Your objective:
Please copy out each line of the entries in which "JSON" appears.

[Source data]
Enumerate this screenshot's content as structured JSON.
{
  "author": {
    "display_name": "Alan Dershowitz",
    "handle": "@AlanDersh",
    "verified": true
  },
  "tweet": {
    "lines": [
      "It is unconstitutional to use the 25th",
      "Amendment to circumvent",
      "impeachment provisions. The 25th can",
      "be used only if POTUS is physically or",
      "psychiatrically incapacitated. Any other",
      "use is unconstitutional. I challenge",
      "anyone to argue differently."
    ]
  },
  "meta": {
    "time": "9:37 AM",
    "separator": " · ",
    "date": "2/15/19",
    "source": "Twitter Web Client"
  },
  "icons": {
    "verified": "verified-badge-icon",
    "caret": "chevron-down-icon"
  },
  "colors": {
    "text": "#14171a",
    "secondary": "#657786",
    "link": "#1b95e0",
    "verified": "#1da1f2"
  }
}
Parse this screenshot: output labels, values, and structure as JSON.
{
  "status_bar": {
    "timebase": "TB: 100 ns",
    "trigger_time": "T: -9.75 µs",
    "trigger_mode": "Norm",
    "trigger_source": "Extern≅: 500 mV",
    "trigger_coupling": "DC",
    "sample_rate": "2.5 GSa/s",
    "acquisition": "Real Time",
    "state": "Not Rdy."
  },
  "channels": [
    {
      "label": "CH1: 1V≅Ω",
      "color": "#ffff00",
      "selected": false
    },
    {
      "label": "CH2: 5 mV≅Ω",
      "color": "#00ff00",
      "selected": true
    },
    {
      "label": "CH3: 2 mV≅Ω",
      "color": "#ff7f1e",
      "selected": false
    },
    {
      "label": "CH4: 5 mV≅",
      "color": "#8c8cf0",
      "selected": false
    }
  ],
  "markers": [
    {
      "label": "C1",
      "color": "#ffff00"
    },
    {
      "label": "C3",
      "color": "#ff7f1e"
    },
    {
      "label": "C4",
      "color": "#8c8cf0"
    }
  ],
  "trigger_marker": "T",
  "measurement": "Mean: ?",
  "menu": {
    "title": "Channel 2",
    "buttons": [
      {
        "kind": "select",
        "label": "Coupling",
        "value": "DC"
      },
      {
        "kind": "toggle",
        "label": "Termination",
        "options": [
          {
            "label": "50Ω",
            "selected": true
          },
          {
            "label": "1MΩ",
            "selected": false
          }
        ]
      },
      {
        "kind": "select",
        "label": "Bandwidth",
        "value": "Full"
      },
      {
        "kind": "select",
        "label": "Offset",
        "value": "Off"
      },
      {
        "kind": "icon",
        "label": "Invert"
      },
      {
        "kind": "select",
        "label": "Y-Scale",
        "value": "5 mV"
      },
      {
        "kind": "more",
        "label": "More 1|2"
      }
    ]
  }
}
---
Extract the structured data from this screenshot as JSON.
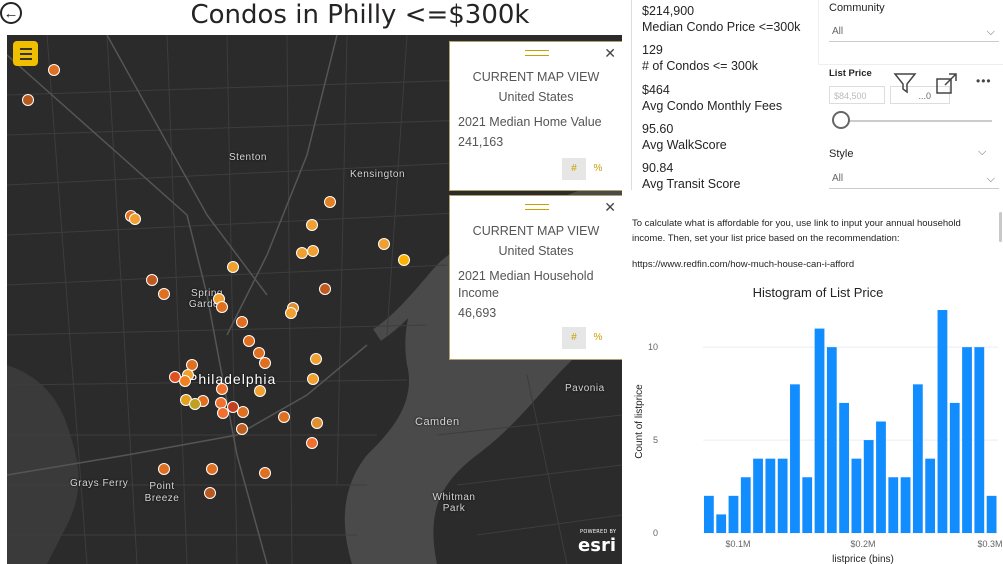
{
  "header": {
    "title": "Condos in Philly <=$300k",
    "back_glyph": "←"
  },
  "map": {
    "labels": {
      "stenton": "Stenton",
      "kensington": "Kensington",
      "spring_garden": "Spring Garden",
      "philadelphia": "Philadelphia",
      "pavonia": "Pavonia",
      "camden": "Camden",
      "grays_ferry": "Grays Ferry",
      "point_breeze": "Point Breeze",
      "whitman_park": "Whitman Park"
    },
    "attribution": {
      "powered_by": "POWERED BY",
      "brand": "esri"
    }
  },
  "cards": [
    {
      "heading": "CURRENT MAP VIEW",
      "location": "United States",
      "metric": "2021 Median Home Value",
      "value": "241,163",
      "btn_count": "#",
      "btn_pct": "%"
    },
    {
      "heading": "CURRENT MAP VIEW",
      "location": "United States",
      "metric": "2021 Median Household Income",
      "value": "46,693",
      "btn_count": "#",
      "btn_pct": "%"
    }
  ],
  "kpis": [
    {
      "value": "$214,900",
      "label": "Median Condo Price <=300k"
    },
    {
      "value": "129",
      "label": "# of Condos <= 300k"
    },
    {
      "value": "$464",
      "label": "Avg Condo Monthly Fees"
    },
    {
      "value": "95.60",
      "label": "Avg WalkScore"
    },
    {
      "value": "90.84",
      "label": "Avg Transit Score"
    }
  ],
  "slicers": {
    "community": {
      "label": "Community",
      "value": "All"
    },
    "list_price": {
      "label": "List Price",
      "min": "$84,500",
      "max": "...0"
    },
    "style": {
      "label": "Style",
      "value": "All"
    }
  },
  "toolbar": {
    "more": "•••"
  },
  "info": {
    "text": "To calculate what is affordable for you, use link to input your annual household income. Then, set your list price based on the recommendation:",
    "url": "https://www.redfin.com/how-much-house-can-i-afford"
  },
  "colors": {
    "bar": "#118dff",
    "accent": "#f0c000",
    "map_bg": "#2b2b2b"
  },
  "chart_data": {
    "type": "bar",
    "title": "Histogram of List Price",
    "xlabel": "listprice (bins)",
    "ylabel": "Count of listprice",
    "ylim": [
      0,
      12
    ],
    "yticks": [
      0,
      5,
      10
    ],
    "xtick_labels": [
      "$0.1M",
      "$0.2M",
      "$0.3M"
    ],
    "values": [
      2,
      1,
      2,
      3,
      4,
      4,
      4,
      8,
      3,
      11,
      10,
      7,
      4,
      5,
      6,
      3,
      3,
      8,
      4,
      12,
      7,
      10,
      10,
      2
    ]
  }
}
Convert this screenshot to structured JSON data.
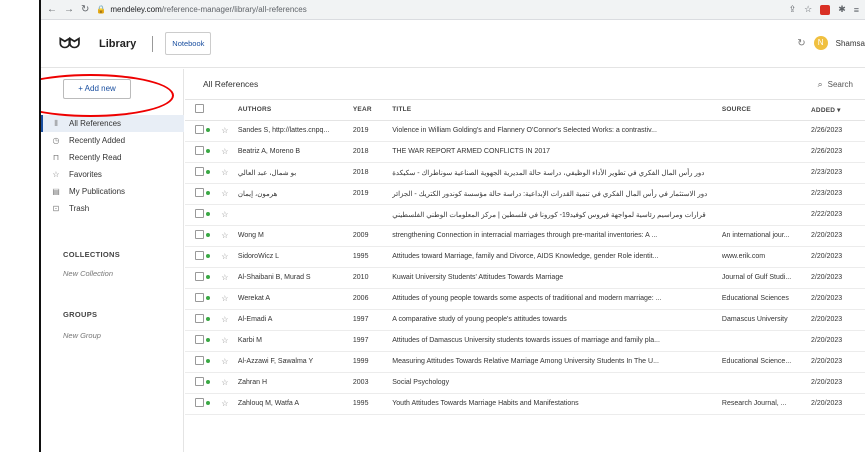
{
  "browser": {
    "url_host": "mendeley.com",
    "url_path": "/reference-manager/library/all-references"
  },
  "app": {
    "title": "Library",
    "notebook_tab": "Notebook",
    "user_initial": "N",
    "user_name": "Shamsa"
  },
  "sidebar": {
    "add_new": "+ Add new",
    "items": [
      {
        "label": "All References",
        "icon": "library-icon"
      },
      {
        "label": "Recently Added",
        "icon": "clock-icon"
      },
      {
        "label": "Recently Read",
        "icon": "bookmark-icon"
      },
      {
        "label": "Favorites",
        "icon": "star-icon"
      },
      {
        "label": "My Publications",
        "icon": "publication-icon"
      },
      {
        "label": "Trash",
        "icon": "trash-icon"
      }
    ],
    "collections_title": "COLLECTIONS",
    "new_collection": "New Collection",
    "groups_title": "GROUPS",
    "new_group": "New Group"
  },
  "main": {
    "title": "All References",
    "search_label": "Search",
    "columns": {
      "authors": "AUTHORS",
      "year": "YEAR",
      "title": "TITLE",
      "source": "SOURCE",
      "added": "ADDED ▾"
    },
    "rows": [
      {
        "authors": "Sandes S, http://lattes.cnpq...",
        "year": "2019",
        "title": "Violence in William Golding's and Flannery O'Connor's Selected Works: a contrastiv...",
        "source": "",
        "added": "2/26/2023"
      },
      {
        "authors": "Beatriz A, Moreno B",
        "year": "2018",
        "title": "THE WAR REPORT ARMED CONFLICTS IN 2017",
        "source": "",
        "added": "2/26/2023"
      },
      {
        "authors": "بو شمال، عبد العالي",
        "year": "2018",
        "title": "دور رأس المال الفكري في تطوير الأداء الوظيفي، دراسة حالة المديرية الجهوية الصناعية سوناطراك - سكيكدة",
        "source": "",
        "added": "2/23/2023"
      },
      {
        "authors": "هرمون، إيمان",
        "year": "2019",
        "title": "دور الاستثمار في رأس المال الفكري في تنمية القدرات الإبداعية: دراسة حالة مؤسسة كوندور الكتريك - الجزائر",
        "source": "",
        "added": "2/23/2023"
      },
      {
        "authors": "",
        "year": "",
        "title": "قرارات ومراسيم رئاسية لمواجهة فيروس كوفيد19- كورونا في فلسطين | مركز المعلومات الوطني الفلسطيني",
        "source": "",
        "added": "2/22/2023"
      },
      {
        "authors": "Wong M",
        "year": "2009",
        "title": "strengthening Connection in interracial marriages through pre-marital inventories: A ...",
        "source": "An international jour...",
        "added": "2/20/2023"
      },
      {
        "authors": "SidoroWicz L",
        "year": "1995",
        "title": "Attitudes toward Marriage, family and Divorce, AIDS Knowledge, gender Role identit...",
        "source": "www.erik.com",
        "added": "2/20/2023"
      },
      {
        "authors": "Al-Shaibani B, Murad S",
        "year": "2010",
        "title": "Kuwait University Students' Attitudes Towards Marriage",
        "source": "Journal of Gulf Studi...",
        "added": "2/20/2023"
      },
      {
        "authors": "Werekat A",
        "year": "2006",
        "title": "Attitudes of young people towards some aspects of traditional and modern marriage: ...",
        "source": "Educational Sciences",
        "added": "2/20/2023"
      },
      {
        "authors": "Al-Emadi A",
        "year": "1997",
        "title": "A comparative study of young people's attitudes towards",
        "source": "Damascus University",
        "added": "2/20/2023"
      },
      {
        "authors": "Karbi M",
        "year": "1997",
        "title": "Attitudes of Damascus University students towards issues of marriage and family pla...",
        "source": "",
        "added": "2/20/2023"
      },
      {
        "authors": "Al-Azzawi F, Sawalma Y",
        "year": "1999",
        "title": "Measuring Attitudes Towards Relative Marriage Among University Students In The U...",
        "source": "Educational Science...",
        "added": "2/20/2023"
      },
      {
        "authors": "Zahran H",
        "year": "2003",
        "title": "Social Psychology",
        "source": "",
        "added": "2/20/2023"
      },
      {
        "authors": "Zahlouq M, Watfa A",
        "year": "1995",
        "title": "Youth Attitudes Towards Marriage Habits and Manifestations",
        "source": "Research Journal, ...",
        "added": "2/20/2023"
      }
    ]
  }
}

Result of this exercise:
Enumerate this screenshot's content as structured JSON.
Parse this screenshot: output labels, values, and structure as JSON.
Extract the structured data from this screenshot as JSON.
Convert this screenshot to structured JSON data.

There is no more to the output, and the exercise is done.